** WORK TASK **
Copy every line of the records that includes the word "Auto".

** DATASET EXCERPTS **
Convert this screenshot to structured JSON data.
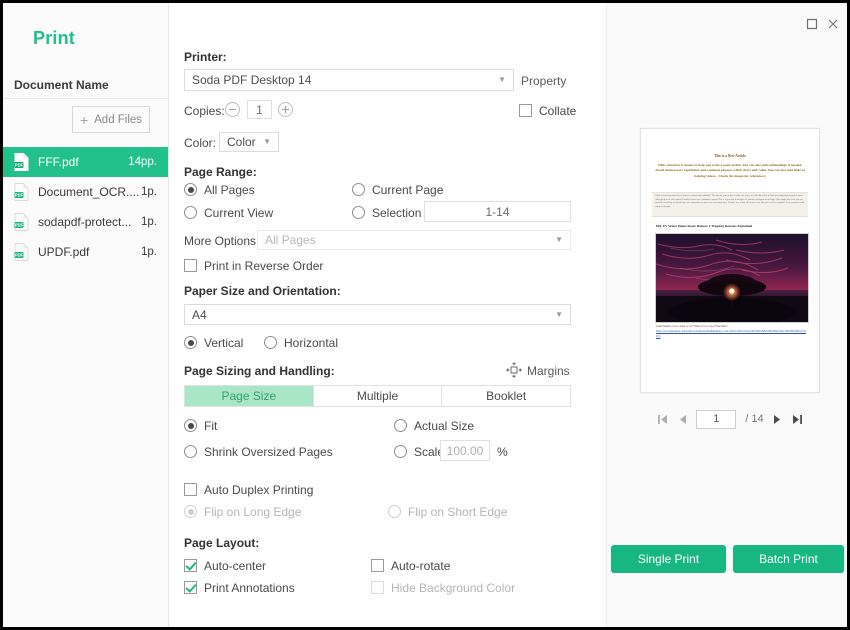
{
  "window": {
    "maximize_icon": "maximize-icon",
    "close_icon": "close-icon"
  },
  "sidebar": {
    "title": "Print",
    "document_name_label": "Document Name",
    "add_files_label": "Add Files",
    "add_files_icon": "plus-icon",
    "files": [
      {
        "name": "FFF.pdf",
        "pages": "14pp.",
        "selected": true
      },
      {
        "name": "Document_OCR....",
        "pages": "1p.",
        "selected": false
      },
      {
        "name": "sodapdf-protect...",
        "pages": "1p.",
        "selected": false
      },
      {
        "name": "UPDF.pdf",
        "pages": "1p.",
        "selected": false
      }
    ]
  },
  "form": {
    "printer_label": "Printer:",
    "printer_value": "Soda PDF Desktop 14",
    "property_label": "Property",
    "copies_label": "Copies:",
    "copies_value": "1",
    "collate_label": "Collate",
    "color_label": "Color:",
    "color_value": "Color",
    "page_range_label": "Page Range:",
    "all_pages_label": "All Pages",
    "current_page_label": "Current Page",
    "current_view_label": "Current View",
    "selection_label": "Selection",
    "selection_value": "1-14",
    "more_options_label": "More Options:",
    "more_options_value": "All Pages",
    "reverse_order_label": "Print in Reverse Order",
    "paper_size_label": "Paper Size and Orientation:",
    "paper_size_value": "A4",
    "vertical_label": "Vertical",
    "horizontal_label": "Horizontal",
    "sizing_label": "Page Sizing and Handling:",
    "margins_label": "Margins",
    "margins_icon": "margins-icon",
    "tabs": [
      {
        "label": "Page Size",
        "active": true
      },
      {
        "label": "Multiple",
        "active": false
      },
      {
        "label": "Booklet",
        "active": false
      }
    ],
    "fit_label": "Fit",
    "actual_size_label": "Actual Size",
    "shrink_label": "Shrink Oversized Pages",
    "scale_label": "Scale",
    "scale_value": "100.00",
    "percent_label": "%",
    "duplex_label": "Auto Duplex Printing",
    "flip_long_label": "Flip on Long Edge",
    "flip_short_label": "Flip on Short Edge",
    "page_layout_label": "Page Layout:",
    "auto_center_label": "Auto-center",
    "auto_rotate_label": "Auto-rotate",
    "print_annotations_label": "Print Annotations",
    "hide_bg_label": "Hide Background Color"
  },
  "preview": {
    "doc_title": "This is a New Article",
    "doc_lead": "(This structure is meant to help you write a good article. You can also add subheadings if needed. Avoid unnecessary repetitions and common phrases which don't add value. You can also add links to helping videos - Check the image for reference.)",
    "doc_note": "Which is most important when it comes to contrast and readability? This tutorial, you can have it make sure you're set with others they are built just simply high in specific issues. Although there are also separate Portfolio items to use a standard or spread. Here is a great way to navigate the structure and layout across Pages. This simply way to use you can join other knowledge in a book large scale information for posts and reviewing project. To make sure so that, it'll mean its core different levels of a standard. Every component will end up in its paper.",
    "doc_heading2": "IRL EV Water Home Rotor Button: 4 Tripping Reasons Explained",
    "doc_caption": "Grand Sunrise, Color, Artist, or art? Where is it at a spot? Read here!",
    "doc_url": "https://www.pikrequest.com/en/photo/beside/establishmenting/1-card-79/fna/5/2ikvv2nze%20t%D0%BEe%D0%BAn%D1%96%D0%BAuy%20(3)",
    "nav": {
      "first_icon": "first-page-icon",
      "prev_icon": "previous-page-icon",
      "next_icon": "next-page-icon",
      "last_icon": "last-page-icon",
      "current_page": "1",
      "total_pages": "/ 14"
    },
    "single_print_label": "Single Print",
    "batch_print_label": "Batch Print"
  },
  "colors": {
    "brand_green": "#22c08b",
    "button_green": "#18b680",
    "tab_active_bg": "#a9e6c5"
  }
}
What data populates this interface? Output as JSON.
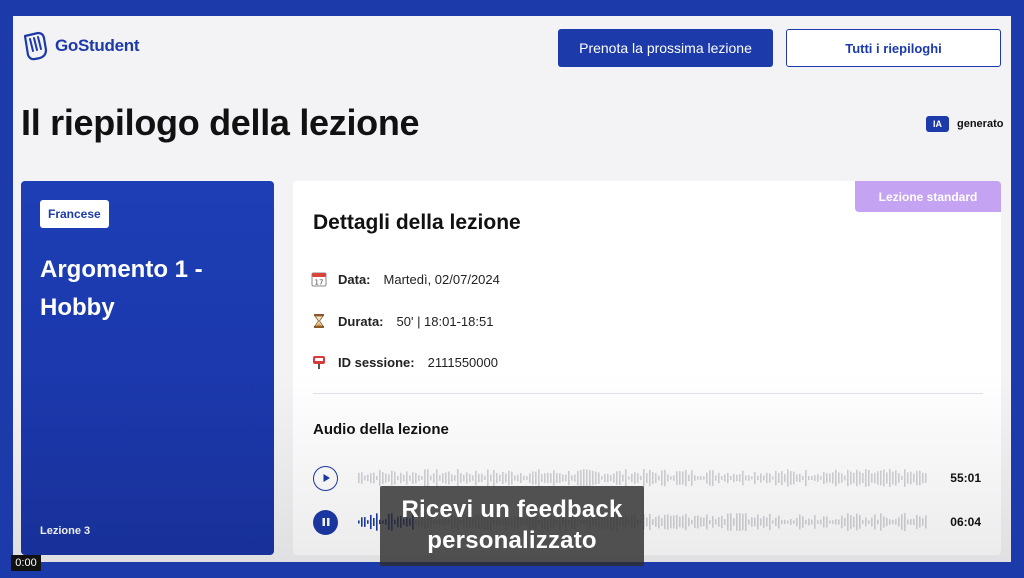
{
  "header": {
    "logo_text": "GoStudent",
    "book_next_label": "Prenota la prossima lezione",
    "all_summaries_label": "Tutti i riepiloghi"
  },
  "page": {
    "title": "Il riepilogo della lezione",
    "ai_tag": "IA",
    "ai_label": "generato"
  },
  "topic_card": {
    "subject": "Francese",
    "topic": "Argomento 1 - Hobby",
    "lesson_number": "Lezione 3"
  },
  "details": {
    "lesson_type": "Lezione standard",
    "heading": "Dettagli della lezione",
    "date_label": "Data:",
    "date_value": "Martedì, 02/07/2024",
    "duration_label": "Durata:",
    "duration_value": "50' | 18:01-18:51",
    "session_label": "ID sessione:",
    "session_value": "2111550000"
  },
  "audio": {
    "heading": "Audio della lezione",
    "tracks": [
      {
        "state": "paused",
        "time": "55:01",
        "progress": 0
      },
      {
        "state": "playing",
        "time": "06:04",
        "progress": 0.1
      }
    ]
  },
  "video": {
    "subtitle": "Ricevi un feedback personalizzato",
    "timecode": "0:00"
  },
  "colors": {
    "brand_blue": "#1c3aa9",
    "lesson_type_purple": "#c4a3f3",
    "wave_inactive": "#d3d3d8",
    "wave_active": "#1c3aa9"
  },
  "icons": {
    "date": "calendar-icon",
    "duration": "hourglass-icon",
    "session": "mailbox-icon"
  }
}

** SOLUTION TO THIS EXERCISE **
    "duplex_label": "Auto Duplex Printing",
    "auto_center_label": "Auto-center",
    "auto_rotate_label": "Auto-rotate",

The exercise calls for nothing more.